PROBLEM: Whatever the records below say, write them all out exactly.

● ● ● ●

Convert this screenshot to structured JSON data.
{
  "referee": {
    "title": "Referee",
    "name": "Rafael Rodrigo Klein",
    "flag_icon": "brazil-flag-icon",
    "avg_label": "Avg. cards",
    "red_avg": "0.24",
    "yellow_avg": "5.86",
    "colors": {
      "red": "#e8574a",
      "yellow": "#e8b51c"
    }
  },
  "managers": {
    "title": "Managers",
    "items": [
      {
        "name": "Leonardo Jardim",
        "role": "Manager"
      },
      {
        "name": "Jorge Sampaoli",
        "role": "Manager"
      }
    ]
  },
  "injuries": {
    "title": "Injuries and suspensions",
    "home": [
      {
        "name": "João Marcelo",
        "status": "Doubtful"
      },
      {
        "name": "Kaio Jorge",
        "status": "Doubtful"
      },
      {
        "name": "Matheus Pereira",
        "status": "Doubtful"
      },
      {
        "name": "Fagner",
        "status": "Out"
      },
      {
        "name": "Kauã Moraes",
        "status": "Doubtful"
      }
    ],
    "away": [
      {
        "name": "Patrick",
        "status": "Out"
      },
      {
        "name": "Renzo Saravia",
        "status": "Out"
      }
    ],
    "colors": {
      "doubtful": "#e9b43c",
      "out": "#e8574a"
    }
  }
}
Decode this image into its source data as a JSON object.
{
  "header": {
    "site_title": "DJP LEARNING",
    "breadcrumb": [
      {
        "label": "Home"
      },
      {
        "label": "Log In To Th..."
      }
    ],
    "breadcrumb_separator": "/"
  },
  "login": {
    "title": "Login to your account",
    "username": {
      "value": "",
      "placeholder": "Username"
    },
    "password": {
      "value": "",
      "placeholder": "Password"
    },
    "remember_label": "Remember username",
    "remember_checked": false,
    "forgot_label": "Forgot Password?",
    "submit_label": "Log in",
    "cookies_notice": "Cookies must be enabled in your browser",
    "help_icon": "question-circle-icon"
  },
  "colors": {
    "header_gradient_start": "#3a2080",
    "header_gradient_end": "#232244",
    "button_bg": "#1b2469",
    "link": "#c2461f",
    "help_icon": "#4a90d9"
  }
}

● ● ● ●

REPLY:
Convert this screenshot to structured JSON data.
{
  "referee": {
    "title": "Referee",
    "name": "Rafael Rodrigo Klein",
    "flag_icon": "brazil-flag-icon",
    "avg_label": "Avg. cards",
    "red_avg": "0.24",
    "yellow_avg": "5.86",
    "colors": {
      "red": "#e8574a",
      "yellow": "#e8b51c"
    }
  },
  "managers": {
    "title": "Managers",
    "items": [
      {
        "name": "Leonardo Jardim",
        "role": "Manager"
      },
      {
        "name": "Jorge Sampaoli",
        "role": "Manager"
      }
    ]
  },
  "injuries": {
    "title": "Injuries and suspensions",
    "home": [
      {
        "name": "João Marcelo",
        "status": "Doubtful"
      },
      {
        "name": "Kaio Jorge",
        "status": "Doubtful"
      },
      {
        "name": "Matheus Pereira",
        "status": "Doubtful"
      },
      {
        "name": "Fagner",
        "status": "Out"
      },
      {
        "name": "Kauã Moraes",
        "status": "Doubtful"
      }
    ],
    "away": [
      {
        "name": "Patrick",
        "status": "Out"
      },
      {
        "name": "Renzo Saravia",
        "status": "Out"
      }
    ],
    "colors": {
      "doubtful": "#e9b43c",
      "out": "#e8574a"
    }
  }
}
Decode this image into its source data as a JSON object.
{
  "header": {
    "site_title": "DJP LEARNING",
    "breadcrumb": [
      {
        "label": "Home"
      },
      {
        "label": "Log In To Th..."
      }
    ],
    "breadcrumb_separator": "/"
  },
  "login": {
    "title": "Login to your account",
    "username": {
      "value": "",
      "placeholder": "Username"
    },
    "password": {
      "value": "",
      "placeholder": "Password"
    },
    "remember_label": "Remember username",
    "remember_checked": false,
    "forgot_label": "Forgot Password?",
    "submit_label": "Log in",
    "cookies_notice": "Cookies must be enabled in your browser",
    "help_icon": "question-circle-icon"
  },
  "colors": {
    "header_gradient_start": "#3a2080",
    "header_gradient_end": "#232244",
    "button_bg": "#1b2469",
    "link": "#c2461f",
    "help_icon": "#4a90d9"
  }
}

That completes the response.